_EXERCISE PROMPT_: Hunt through the entries for the word "icon" and copy each line in which it appears.

_STUDY MATERIAL_:
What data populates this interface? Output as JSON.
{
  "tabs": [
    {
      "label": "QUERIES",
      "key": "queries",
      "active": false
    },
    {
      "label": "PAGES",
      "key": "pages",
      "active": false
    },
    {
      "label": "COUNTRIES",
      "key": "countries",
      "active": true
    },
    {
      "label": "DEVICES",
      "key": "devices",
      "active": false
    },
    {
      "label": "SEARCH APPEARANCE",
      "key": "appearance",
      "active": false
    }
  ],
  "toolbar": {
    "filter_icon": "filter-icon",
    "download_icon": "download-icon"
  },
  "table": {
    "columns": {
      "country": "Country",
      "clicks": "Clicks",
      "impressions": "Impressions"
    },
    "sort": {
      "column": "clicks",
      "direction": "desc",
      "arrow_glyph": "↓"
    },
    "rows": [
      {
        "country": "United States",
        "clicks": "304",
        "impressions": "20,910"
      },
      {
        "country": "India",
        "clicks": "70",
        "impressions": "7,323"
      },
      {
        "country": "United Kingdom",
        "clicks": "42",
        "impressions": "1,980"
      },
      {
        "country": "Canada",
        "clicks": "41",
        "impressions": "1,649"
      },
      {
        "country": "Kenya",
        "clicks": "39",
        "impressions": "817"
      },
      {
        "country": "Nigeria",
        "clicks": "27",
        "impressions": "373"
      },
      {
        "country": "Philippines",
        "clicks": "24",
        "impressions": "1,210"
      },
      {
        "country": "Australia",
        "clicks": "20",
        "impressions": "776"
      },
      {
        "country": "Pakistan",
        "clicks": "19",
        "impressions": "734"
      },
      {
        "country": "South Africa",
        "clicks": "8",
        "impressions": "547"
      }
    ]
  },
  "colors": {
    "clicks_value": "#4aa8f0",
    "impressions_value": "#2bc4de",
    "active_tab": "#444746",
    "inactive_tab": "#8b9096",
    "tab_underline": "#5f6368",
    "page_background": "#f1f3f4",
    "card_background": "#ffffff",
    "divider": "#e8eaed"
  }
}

_YOUR SOLUTION_:
    "filter_icon": "filter-icon",
    "download_icon": "download-icon"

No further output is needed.